Hello World, the quick version from the command-line using Notepad++

Hello World, the quick version from the command-line using Notepad++

When I first started my exploration into software development, I went through the Hello World examples across each platform I was learning.  Being the geek that I am… I enjoy learning from the command-line because it takes away the complexity and distractions of the Integrated Development Environment (IDE) or being side-track by the cool features of the interface that may take-away from me learning the raw code.

For writing CSharp (C#) code from the command-line, Notepad++ is very useful!

Download and install Notepad++, when that’s done you are ready to begin.

Open Notepad++ with a new document:  File > New.

Change the Language from the menu: Language > C > C#.  This will help with formatting although it will not let you take advantage of the features of Visual Studio’s Intellisense.

Your first line of code will be a reference to the System library in the Microsoft .NET framework.  To reference it you simply stat with the using statement and the destination of the library.  At the end of the link you terminate it with a semi-colon (;).

using System;

Next is to build the class that will hold the instructions for the application.  The basic structure of the class only requires the type of object being built (class) and the name (HelloWorld) encased in curly braces ( { and } ) which designates the start and end of the code section.

class HelloWorld

{

    // Method will be placed here.

}

 

In order for the application to run or do something we must declare a Main method that will run.  This is the method that the console application will look for when it starts.

Inside of the HelloWorld class, insert the Main method:

static void Main()

{

    //  Program will go here…

}

 

First you will notice the static keyboard being used, this declares a static member that exists but cannot be used by other indexers, destructors, or types other than classes. (More on that much later).  The void keyword is important here because it lets the application know that it will not be waiting for a response or value to be returned so just run it.  Then we create the name Main and follow it with parenthesis to identify it as a method.

The double forward slashes (//) are used to comment out messages that help other identify where and what the application does.  So underneath that we will add our program commands.

What should this application do?  Well since this is a console application and we are already targeting the System library, we will use the System.Console class to access a method called WriteLine.  The specific method allows us to pass a string that will be displayed on the screen.

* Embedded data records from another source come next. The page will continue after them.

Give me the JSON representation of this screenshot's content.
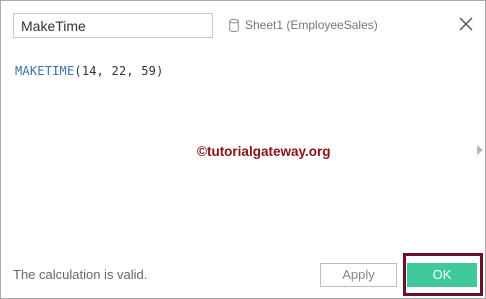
{
  "header": {
    "calc_name": "MakeTime",
    "data_source": "Sheet1 (EmployeeSales)"
  },
  "editor": {
    "function_name": "MAKETIME",
    "arguments": "(14, 22, 59)"
  },
  "watermark": "©tutorialgateway.org",
  "footer": {
    "status": "The calculation is valid.",
    "apply_label": "Apply",
    "ok_label": "OK"
  },
  "icons": {
    "data_source": "database-icon",
    "close": "close-icon",
    "expand": "expand-panel-arrow-icon"
  },
  "colors": {
    "function": "#3d72a6",
    "ok_button": "#3fc89b",
    "highlight_frame": "#6d1224",
    "watermark": "#8a1212"
  }
}
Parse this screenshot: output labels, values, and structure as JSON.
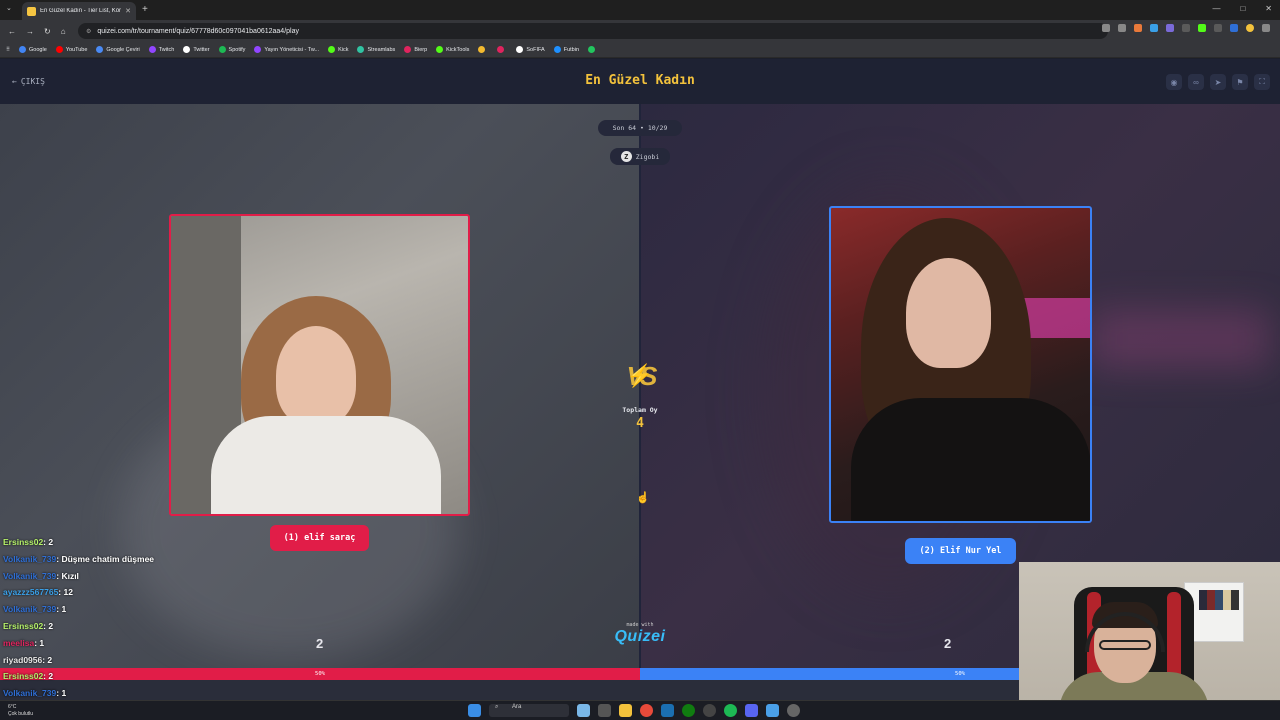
{
  "browser": {
    "tab_title": "En Güzel Kadın - Tier List, Kör S",
    "tab_close": "✕",
    "new_tab": "+",
    "url": "quizei.com/tr/tournament/quiz/67778d60c097041ba0612aa4/play",
    "bookmarks": [
      "Google",
      "YouTube",
      "Google Çeviri",
      "Twitch",
      "Twitter",
      "Spotify",
      "Yayın Yöneticisi - Tw...",
      "Kick",
      "Streamlabs",
      "Bierp",
      "KickTools",
      "",
      "",
      "SoFIFA",
      "Futbin",
      ""
    ],
    "bookmark_colors": [
      "#4285f4",
      "#ff0000",
      "#4a8af4",
      "#9146ff",
      "#ffffff",
      "#1db954",
      "#9146ff",
      "#53fc18",
      "#31c3a2",
      "#e0245e",
      "#53fc18",
      "#f3ba2f",
      "#e0245e",
      "#ffffff",
      "#1e90ff",
      "#22c55e"
    ]
  },
  "page": {
    "back_label": "ÇIKIŞ",
    "title": "En Güzel Kadın",
    "round": "Son 64 • 10/29",
    "creator": "Zigobi",
    "creator_initial": "Z",
    "left_name": "(1) elif saraç",
    "right_name": "(2) Elif Nur Yel",
    "vs_label": "VS",
    "total_label": "Toplam Oy",
    "total_votes": "4",
    "left_votes": "2",
    "right_votes": "2",
    "left_percent": "50%",
    "right_percent": "50%",
    "made_with": "made with",
    "logo": "Quizei",
    "accent_left": "#e11d48",
    "accent_right": "#3b82f6",
    "title_color": "#f3c23c"
  },
  "chat": [
    {
      "user": "Ersinss02",
      "color": "#b6f36a",
      "text": ": 2"
    },
    {
      "user": "Volkanik_739",
      "color": "#2f6fd6",
      "text": ": Düşme chatim düşmee"
    },
    {
      "user": "Volkanik_739",
      "color": "#2f6fd6",
      "text": ": Kızıl"
    },
    {
      "user": "ayazzz567765",
      "color": "#3aa0e8",
      "text": ": 12"
    },
    {
      "user": "Volkanik_739",
      "color": "#2f6fd6",
      "text": ": 1"
    },
    {
      "user": "Ersinss02",
      "color": "#b6f36a",
      "text": ": 2"
    },
    {
      "user": "meelisa",
      "color": "#e0245e",
      "text": ": 1"
    },
    {
      "user": "riyad0956",
      "color": "#e8e8e8",
      "text": ": 2"
    },
    {
      "user": "Ersinss02",
      "color": "#b6f36a",
      "text": ": 2"
    },
    {
      "user": "Volkanik_739",
      "color": "#2f6fd6",
      "text": ": 1"
    }
  ],
  "taskbar": {
    "temp": "6°C",
    "weather": "Çok bulutlu",
    "search": "Ara"
  }
}
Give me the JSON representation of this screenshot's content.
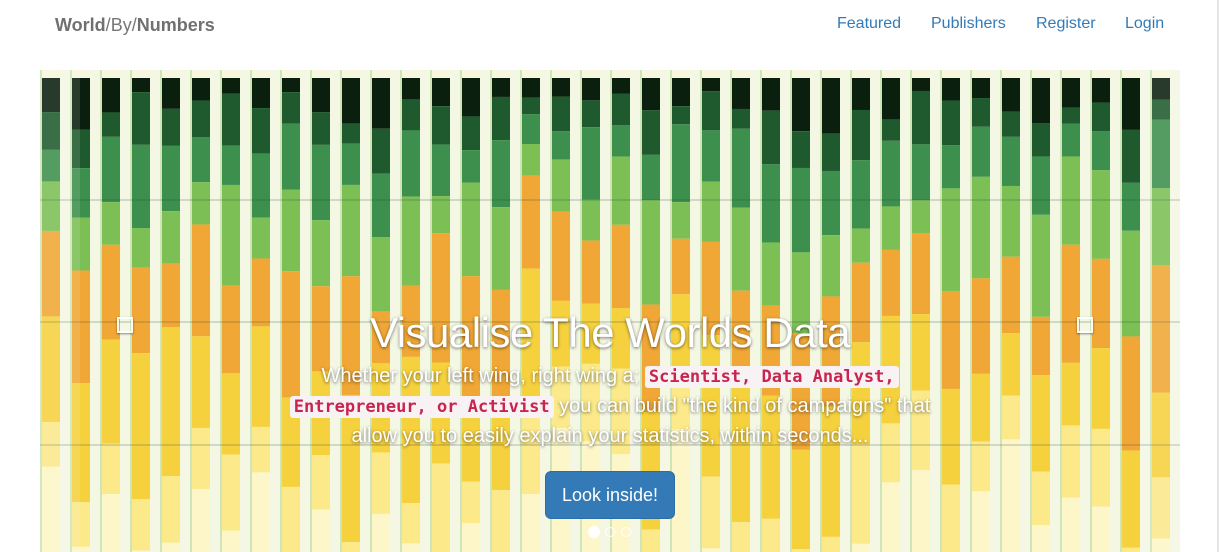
{
  "navbar": {
    "brand": {
      "part1": "World",
      "sep1": "/",
      "part2": "By",
      "sep2": "/",
      "part3": "Numbers"
    },
    "links": [
      {
        "label": "Featured"
      },
      {
        "label": "Publishers"
      },
      {
        "label": "Register"
      },
      {
        "label": "Login"
      }
    ]
  },
  "carousel": {
    "headline": "Visualise The Worlds Data",
    "description": {
      "intro": "Whether your left wing, right wing a; ",
      "highlight": "Scientist, Data Analyst, Entrepreneur, or Activist",
      "outro": " you can build \"the kind of campaigns\" that allow you to easily explain your statistics, within seconds..."
    },
    "button_label": "Look inside!",
    "indicator_count": 3,
    "active_indicator": 0,
    "prev_icon": "square-outline-icon",
    "next_icon": "square-outline-icon",
    "colors": {
      "button": "#337ab7",
      "link": "#337ab7",
      "highlight_text": "#c7254e",
      "highlight_bg": "#f9f2f4",
      "bar_palette": [
        "#0b1f0e",
        "#1e5a2e",
        "#3d8f4d",
        "#7cbf55",
        "#f0a735",
        "#f6d13e",
        "#fbe98a",
        "#fdf6c8"
      ]
    }
  }
}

We write the command with the method and the string value enclosed in quotes (“) and terminate the command with a semicolon (;).

Console

.WriteLine(“Hello World!”);

Your completed application in CSharp should look like this:

 

using System;

class Test
{
// Method will be placed here.

    static void Main()
    {
    //  Program will go here…
    Console.WriteLine("Hello World!");
    }

}

You’re all done, save the application to your computer as a CSharp file HelloWorld.cs.  Now open the Command Prompt and navigate to that folder where you save the file.

Type in the location of the CSharp compiler (CSC.exe) that is in your Microsoft .NET folder.  If you type C:\Windows\Microsoft.Net\ at the command line and hit TAB you should be able to find it.  A quick way to navigate a path from the command line it to use TAB as follows:

C:\Windows\Microsoft.Net\Framework\v3.5\csc.exe
Typing the following –> C:\Windo (TAB), \ , Micros (TAB), \ , Fram (TAB), \, v (TAB until you find v3.5), \, csc (TAB).

If you have another framework installed such as v2.0.50727, v3.5, v4.0.30319, feel free to use it since the compiler will work because the Console.WriteLine in the System library is the same for all versions.

You’re command prompt should now have the complete path laid out so you can hit space and provide the csharp file you created HelloWorld.cs and hit enter.

C:\Windows\Microsoft.NET\Framework\v3.5\csc.exe HelloWorld.cs  [HIT ENTER]

Microsoft (R) Visual C# 2008 Compiler version 3.5.30729.5420
for Microsoft (R) .NET Framework version 3.5
Copyright (C) Microsoft Corporation. All rights reserved.

If everything goes well you will not see any errors and you will find a HelloWorld.exe file in the folder.  Run it!